Please note that divergence can occur with any error exit other than
NE_INT_ARG_LT,
NE_2_INT_ARG_LE and
NE_ALLOC_FAIL.

Roundoff error is detected during extrapolation.
The requested tolerance cannot be achieved, because the extrapolation does not increase the accuracy satisfactorily; the returned result is the best that can be obtained.
The same advice applies as in the case of
NE_QUAD_MAX_SUBDIV.
 NE_QUAD_ROUNDOFF_TOL

Roundoff error prevents the requested tolerance from being achieved:
${\mathbf{epsabs}}=\u2329\mathit{\text{value}}\u232a$,
${\mathbf{epsrel}}=\u2329\mathit{\text{value}}\u232a$.
The error may be underestimated. Consider relaxing the accuracy requirements specified by
epsabs and
epsrel.
7
Accuracy
nag_1d_quad_brkpts_1 (d01slc) cannot guarantee, but in practice usually achieves, the following accuracy:
where
and
epsabs and
epsrel are userspecified absolute and relative error tolerances. Moreover it returns the quantity
abserr which, in normal circumstances, satisfies
8
Parallelism and Performance
nag_1d_quad_brkpts_1 (d01slc) is not threaded in any implementation.
The time taken by nag_1d_quad_brkpts_1 (d01slc) depends on the integrand and the accuracy required.
If the function fails with an error exit other than
NE_INT_ARG_LT,
NE_2_INT_ARG_LE or
NE_ALLOC_FAIL, then you may wish to examine the contents of the structure
qp. These contain the endpoints of the subintervals used by
nag_1d_quad_brkpts_1 (d01slc) along with the integral contributions and error estimates over the subintervals.
Specifically, $i=1,2,\dots n$, let ${r}_{i}$ denote the approximation to the value of the integral over the subinterval $\left[{a}_{i},{b}_{i}\right]$ in the partition of $\left[a,b\right]$ and ${e}_{i}$ be the corresponding absolute error estimate.
Then,
${\int}_{{a}_{i}}^{{b}_{i}}f\left(x\right)dx\simeq {r}_{i}$ and
${\mathbf{result}}={\sum}_{i=1}^{n}{r}_{i}$ unless the function terminates while testing for divergence of the integral (see Section 3.4.3 of
Piessens et al. (1983)). In this case,
result (and
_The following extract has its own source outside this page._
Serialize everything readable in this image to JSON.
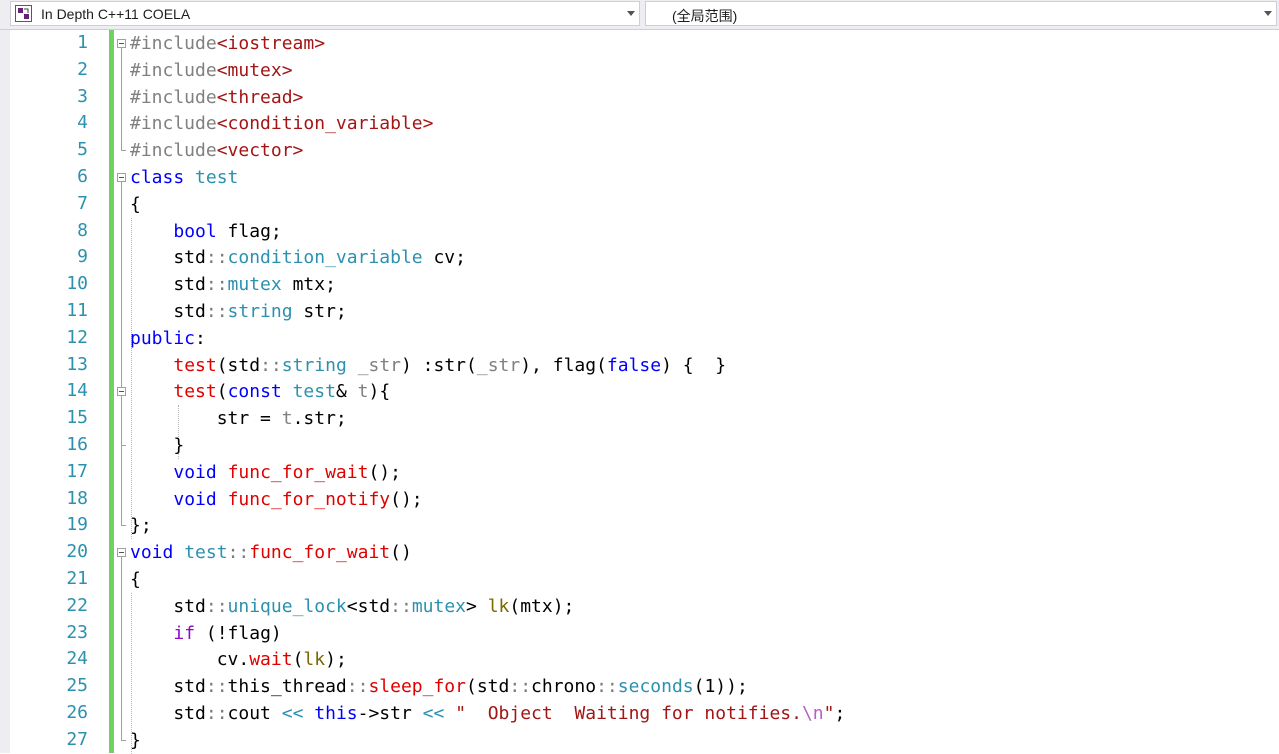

abserr) are taken to be the values returned from the extrapolation process. The value of
$n$ is returned in
$\mathbf{qp}\mathbf{\to}\mathbf{num\_subint}$, and the values
${a}_{i}$,
${b}_{i}$,
${r}_{i}$ and
${e}_{i}$ are stored in the structure
qp as
 ${a}_{i}=\mathbf{qp}\mathbf{\to}\mathbf{sub\_int\_beg\_pts}\left[i1\right]$,
 ${b}_{i}=\mathbf{qp}\mathbf{\to}\mathbf{sub\_int\_end\_pts}\left[i1\right]$,
 ${r}_{i}=\mathbf{qp}\mathbf{\to}\mathbf{sub\_int\_result}\left[i1\right]$ and
 ${e}_{i}=\mathbf{qp}\mathbf{\to}\mathbf{sub\_int\_error}\left[i1\right]$.
10
Example
10.1
Program Text
Program Text (d01slce.c)
10.2
Program Data
None.
10.3
Program Results
Program Results (d01slce.r)